UNAM students break into the National Art Gallery
The ongoing University of Namibia students’ exhibition can at best be defined as protest art donning the garb of a queer Bohemian temperament with all the hallmarks of China’s Ai Wei Wei and Europe’s Banksy.
The protest is dichotomous, departing from the point of disgust at the social establishments and arriving at the rendezvous of anarchical liberty and poetic justice.
It jeers at rigid perceptions of art and undresses creativity, thereby breaking the barriers of thought into an unlimited realm.
The artists are unrestrained and daring, and they find pleasure in the new narrative, that which seeks to confound regimented political philosophies and social norms and declaring a new social order from the ruin of the past.
That the National Art Gallery has welcomed these raucous screams of psychic protests speaks volumes of how the intellectual establishments of Namibia put first the sacrosanct right to the inalienable freedom of conscience.
The conservatives may be shocked at such a flaunted nature of liberal creativity just at the same time as the contemporary moral revolutionary would laud these rich but pensive patterns of evolving art.
The footmarks of Asia’s most controversial and world renowned conceptual artist, Ai Wei Wei have not only been reignited in the flames of the artistic blast-furnace, but his image has been brought right into that conflagration.
Wei Wei is one artist whose works have derived from his political protests to the point where the artist’s way of life becomes the basis of art.
So profound is this theory that it has resonated with the contemporary protest artists, tired of the monotony of organised society.
It is by no surprise that young artists from the country’ prestigious university have embraced this cultic figure that seem to inspire the lines of each and every of the works arrayed in the NAGN.
Ndapewa Shikwambi’s Make-up is breathtakingly conceptualised, a break off from the old norms of paint on canvass that discovers new horizons and forms of expression.
Salomon Ngeteeka’s use of spray paint brings the image of Misbehaving Manikie, a direct assault to the political hat draws mixed feelings.
Ngeteeka plays with a very cultic symbol of politics in Namibia, the raised fist of revolution, black power and emancipation raises the middle finger to insult.
The artist seeks relevance from controversy, typical of the new age rising generation of artists who find refugee from the fold where “anything goes.”
He plays on dark humour and wads into unfamiliar territory.
Here Ai Wei Wei energises the creativity, as the artwork is reminiscent of the photograph of his hand raising the middle finger at the Eiffel Tower.
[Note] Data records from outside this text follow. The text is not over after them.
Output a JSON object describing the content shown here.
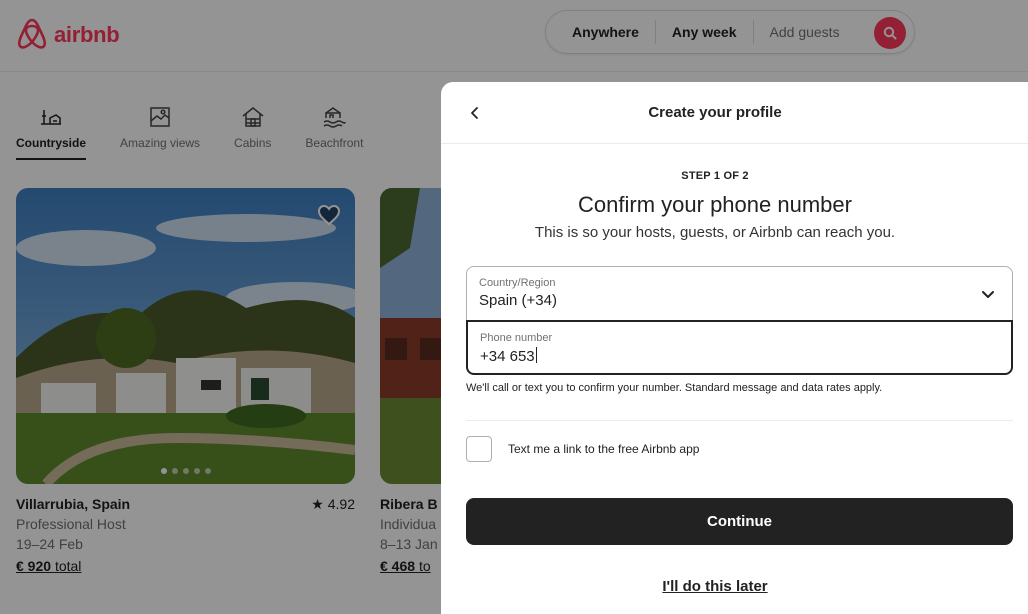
{
  "header": {
    "brand": "airbnb",
    "brand_color": "#ff385c",
    "search": {
      "where": "Anywhere",
      "when": "Any week",
      "guests": "Add guests"
    }
  },
  "categories": [
    {
      "label": "Countryside",
      "icon": "countryside-icon",
      "active": true
    },
    {
      "label": "Amazing views",
      "icon": "amazing-views-icon",
      "active": false
    },
    {
      "label": "Cabins",
      "icon": "cabins-icon",
      "active": false
    },
    {
      "label": "Beachfront",
      "icon": "beachfront-icon",
      "active": false
    }
  ],
  "listings": [
    {
      "title": "Villarrubia, Spain",
      "host": "Professional Host",
      "dates": "19–24 Feb",
      "price": "€ 920",
      "price_suffix": "total",
      "rating": "4.92"
    },
    {
      "title": "Ribera B",
      "host": "Individua",
      "dates": "8–13 Jan",
      "price": "€ 468",
      "price_suffix": "to"
    }
  ],
  "modal": {
    "title": "Create your profile",
    "step": "STEP 1 OF 2",
    "heading": "Confirm your phone number",
    "subheading": "This is so your hosts, guests, or Airbnb can reach you.",
    "country": {
      "label": "Country/Region",
      "value": "Spain (+34)"
    },
    "phone": {
      "label": "Phone number",
      "value": "+34 653"
    },
    "hint": "We'll call or text you to confirm your number. Standard message and data rates apply.",
    "checkbox_label": "Text me a link to the free Airbnb app",
    "checkbox_checked": false,
    "continue_label": "Continue",
    "later_label": "I'll do this later"
  }
}
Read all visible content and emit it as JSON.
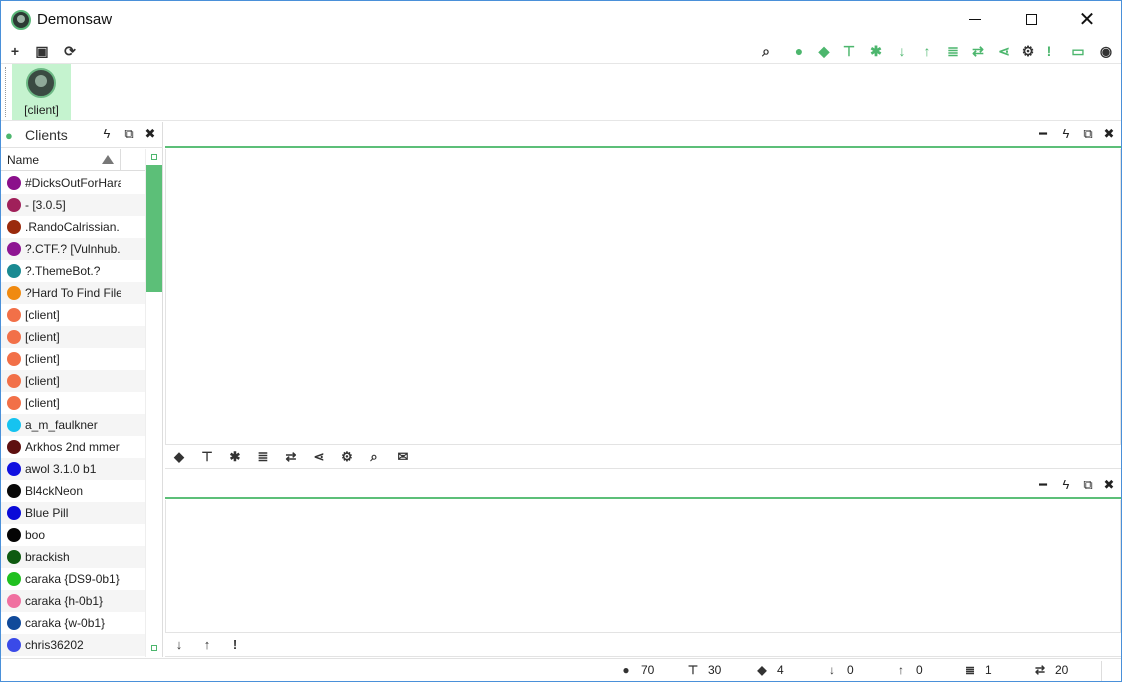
{
  "window": {
    "title": "Demonsaw",
    "minimize_icon": "minimize-icon",
    "maximize_icon": "maximize-icon",
    "close_glyph": "✕"
  },
  "toolbar": {
    "left": [
      {
        "icon": "plus-icon",
        "glyph": "+"
      },
      {
        "icon": "save-icon",
        "glyph": "▣"
      },
      {
        "icon": "refresh-icon",
        "glyph": "⟳"
      }
    ],
    "right": [
      {
        "icon": "search-icon",
        "glyph": "⌕",
        "style": "dark"
      },
      {
        "icon": "user-icon",
        "glyph": "●",
        "style": "green"
      },
      {
        "icon": "chat-icon",
        "glyph": "◆",
        "style": "green"
      },
      {
        "icon": "sitemap-icon",
        "glyph": "⊤",
        "style": "green"
      },
      {
        "icon": "group-icon",
        "glyph": "✱",
        "style": "green"
      },
      {
        "icon": "download-icon",
        "glyph": "↓",
        "style": "green"
      },
      {
        "icon": "upload-icon",
        "glyph": "↑",
        "style": "green"
      },
      {
        "icon": "list-icon",
        "glyph": "≣",
        "style": "green"
      },
      {
        "icon": "transfer-icon",
        "glyph": "⇄",
        "style": "green"
      },
      {
        "icon": "share-icon",
        "glyph": "⋖",
        "style": "green"
      },
      {
        "icon": "gear-icon",
        "glyph": "⚙",
        "style": "dark"
      },
      {
        "icon": "alert-icon",
        "glyph": "!",
        "style": "green"
      },
      {
        "icon": "monitor-icon",
        "glyph": "▭",
        "style": "green"
      },
      {
        "icon": "avatar-icon",
        "glyph": "◉",
        "style": "dark"
      }
    ]
  },
  "client_tab": {
    "label": "[client]"
  },
  "clients_panel": {
    "title": "Clients",
    "column_name": "Name",
    "clients": [
      {
        "name": "#DicksOutForHara",
        "color": "#8b108b"
      },
      {
        "name": "- [3.0.5]",
        "color": "#a0205a"
      },
      {
        "name": ".RandoCalrissian.",
        "color": "#9a2a0c"
      },
      {
        "name": "?.CTF.? [Vulnhub.c",
        "color": "#8e1592"
      },
      {
        "name": "?.ThemeBot.?",
        "color": "#1a8a92"
      },
      {
        "name": "?Hard To Find Files",
        "color": "#f08a10"
      },
      {
        "name": "[client]",
        "color": "#f27048"
      },
      {
        "name": "[client]",
        "color": "#f27048"
      },
      {
        "name": "[client]",
        "color": "#f27048"
      },
      {
        "name": "[client]",
        "color": "#f27048"
      },
      {
        "name": "[client]",
        "color": "#f27048"
      },
      {
        "name": "a_m_faulkner",
        "color": "#16c3f0"
      },
      {
        "name": "Arkhos 2nd mmer",
        "color": "#5e1010"
      },
      {
        "name": "awol 3.1.0 b1",
        "color": "#1010e0"
      },
      {
        "name": "Bl4ckNeon",
        "color": "#080808"
      },
      {
        "name": "Blue Pill",
        "color": "#0a0ad8"
      },
      {
        "name": "boo",
        "color": "#050505"
      },
      {
        "name": "brackish",
        "color": "#0e5a10"
      },
      {
        "name": "caraka {DS9-0b1}",
        "color": "#20c020"
      },
      {
        "name": "caraka {h-0b1}",
        "color": "#f070a0"
      },
      {
        "name": "caraka {w-0b1}",
        "color": "#104a9a"
      },
      {
        "name": "chris36202",
        "color": "#3a4ae8"
      }
    ]
  },
  "pane_controls": {
    "minimize": "━",
    "bolt": "ϟ",
    "restore": "⧉",
    "close": "✖"
  },
  "upper_pane_tools": [
    {
      "icon": "chat-icon",
      "glyph": "◆"
    },
    {
      "icon": "sitemap-icon",
      "glyph": "⊤"
    },
    {
      "icon": "group-icon",
      "glyph": "✱"
    },
    {
      "icon": "list-icon",
      "glyph": "≣"
    },
    {
      "icon": "transfer-icon",
      "glyph": "⇄"
    },
    {
      "icon": "share-icon",
      "glyph": "⋖"
    },
    {
      "icon": "gear-icon",
      "glyph": "⚙"
    },
    {
      "icon": "search-icon",
      "glyph": "⌕"
    },
    {
      "icon": "mail-icon",
      "glyph": "✉"
    }
  ],
  "lower_pane_tools": [
    {
      "icon": "download-icon",
      "glyph": "↓"
    },
    {
      "icon": "upload-icon",
      "glyph": "↑"
    },
    {
      "icon": "alert-icon",
      "glyph": "!"
    }
  ],
  "status": [
    {
      "icon": "user-icon",
      "glyph": "●",
      "value": "70"
    },
    {
      "icon": "sitemap-icon",
      "glyph": "⊤",
      "value": "30"
    },
    {
      "icon": "chat-icon",
      "glyph": "◆",
      "value": "4"
    },
    {
      "icon": "download-icon",
      "glyph": "↓",
      "value": "0"
    },
    {
      "icon": "upload-icon",
      "glyph": "↑",
      "value": "0"
    },
    {
      "icon": "list-icon",
      "glyph": "≣",
      "value": "1"
    },
    {
      "icon": "transfer-icon",
      "glyph": "⇄",
      "value": "20"
    }
  ]
}
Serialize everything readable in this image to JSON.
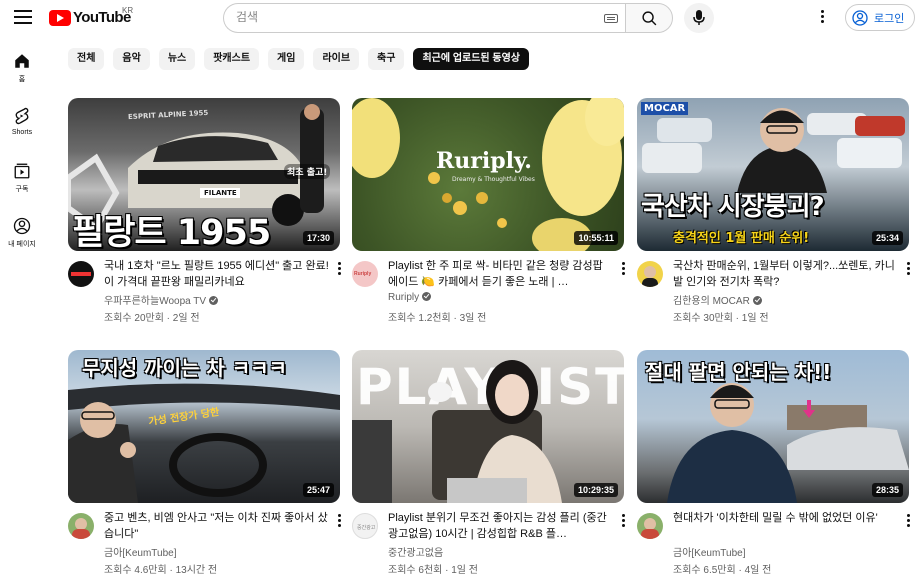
{
  "header": {
    "logo_text": "YouTube",
    "region": "KR",
    "search_placeholder": "검색",
    "signin_label": "로그인"
  },
  "sidebar": {
    "items": [
      {
        "label": "홈",
        "icon": "home-icon"
      },
      {
        "label": "Shorts",
        "icon": "shorts-icon"
      },
      {
        "label": "구독",
        "icon": "subscriptions-icon"
      },
      {
        "label": "내 페이지",
        "icon": "account-icon"
      }
    ]
  },
  "chips": [
    "전체",
    "음악",
    "뉴스",
    "팟캐스트",
    "게임",
    "라이브",
    "축구",
    "최근에 업로드된 동영상"
  ],
  "videos": [
    {
      "title": "국내 1호차 \"르노 필랑트 1955 에디션\" 출고 완료! 이 가격대 끝판왕 패밀리카네요",
      "channel": "우파푸른하늘Woopa TV",
      "verified": true,
      "meta": "조회수 20만회 · 2일 전",
      "duration": "17:30",
      "thumb_text": "필랑트 1955",
      "thumb_sub": "ESPRIT ALPINE 1955",
      "thumb_plate": "FILANTE",
      "thumb_bubble": "최초 출고!"
    },
    {
      "title": "Playlist 한 주 피로 싹- 비타민 같은 청량 감성팝 에이드 🍋 카페에서 듣기 좋은 노래 | …",
      "channel": "Ruriply",
      "verified": true,
      "meta": "조회수 1.2천회 · 3일 전",
      "duration": "10:55:11",
      "thumb_text": "Ruriply.",
      "thumb_sub": "Dreamy & Thoughtful Vibes"
    },
    {
      "title": "국산차 판매순위, 1월부터 이렇게?...쏘렌토, 카니발 인기와 전기차 폭락?",
      "channel": "김한용의 MOCAR",
      "verified": true,
      "meta": "조회수 30만회 · 1일 전",
      "duration": "25:34",
      "thumb_text": "국산차 시장붕괴?",
      "thumb_sub": "충격적인 1월 판매 순위!",
      "thumb_logo": "MOCAR"
    },
    {
      "title": "중고 벤츠, 비엠 안사고 \"저는 이차 진짜 좋아서 샀습니다\"",
      "channel": "금아[KeumTube]",
      "verified": false,
      "meta": "조회수 4.6만회 · 13시간 전",
      "duration": "25:47",
      "thumb_text": "무지성 까이는 차 ㅋㅋㅋ",
      "thumb_sub": "가성 전장가 당한 "
    },
    {
      "title": "Playlist 분위기 무조건 좋아지는 감성 플리 (중간광고없음) 10시간 | 감성힙합 R&B 플…",
      "channel": "중간광고없음",
      "verified": false,
      "meta": "조회수 6천회 · 1일 전",
      "duration": "10:29:35",
      "thumb_text": "PLAYLIST"
    },
    {
      "title": "현대차가 '이차한테 밀릴 수 밖에 없었던 이유'",
      "channel": "금아[KeumTube]",
      "verified": false,
      "meta": "조회수 6.5만회 · 4일 전",
      "duration": "28:35",
      "thumb_text": "절대 팔면 안되는 차!!"
    }
  ],
  "colors": {
    "brand_red": "#ff0000",
    "link_blue": "#065fd4",
    "text_secondary": "#606060",
    "chip_bg": "#f2f2f2"
  }
}
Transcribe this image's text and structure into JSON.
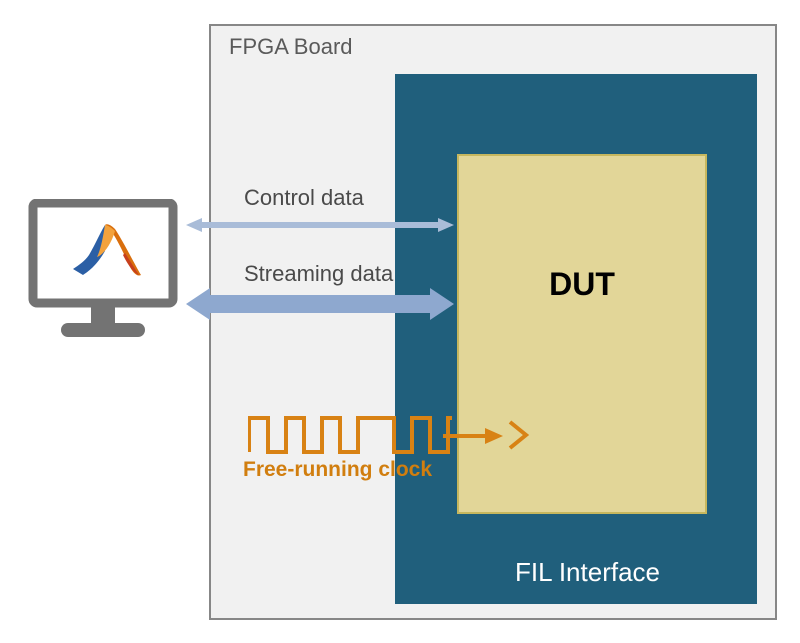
{
  "labels": {
    "fpga_board": "FPGA Board",
    "fil_interface": "FIL Interface",
    "dut": "DUT",
    "control_data": "Control data",
    "streaming_data": "Streaming data",
    "free_running_clock": "Free-running clock"
  },
  "colors": {
    "fpga_bg": "#f1f1f1",
    "fpga_border": "#878787",
    "fil_bg": "#205f7c",
    "dut_bg": "#e2d698",
    "dut_border": "#c6b75e",
    "arrow_blue": "#8ea8cf",
    "arrow_blue_light": "#b8c7de",
    "clock_orange": "#d88214",
    "monitor_gray": "#737373"
  }
}
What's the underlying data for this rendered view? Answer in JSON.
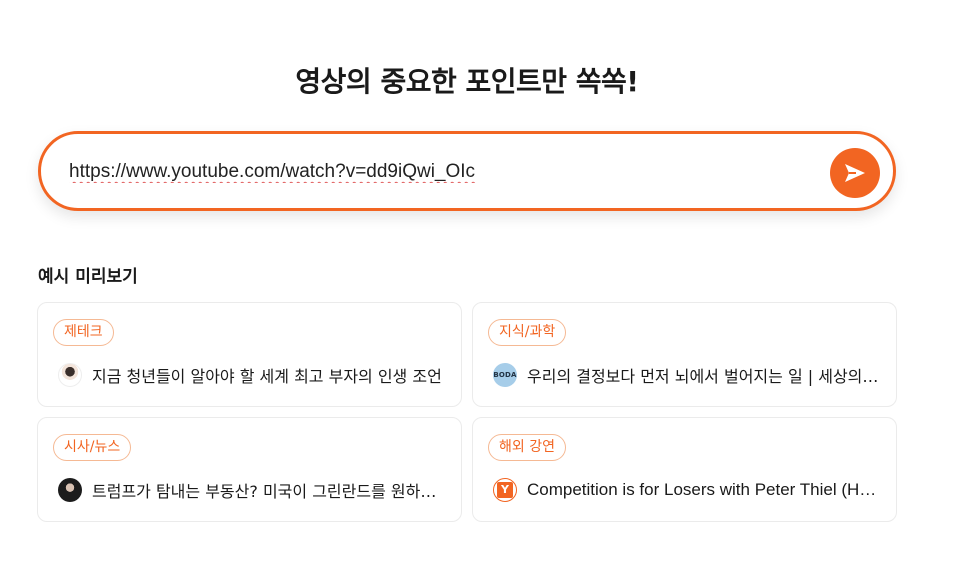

It is Benjamin Goa-Eiseb whose REBEL against oppressors rightly capture the visage of this Chinese creative genius in fine liners, markers and acrylic paint.
Peter Mwashindange takes after Banksy’s balloon girl to expose the harmonious energy between man and animal.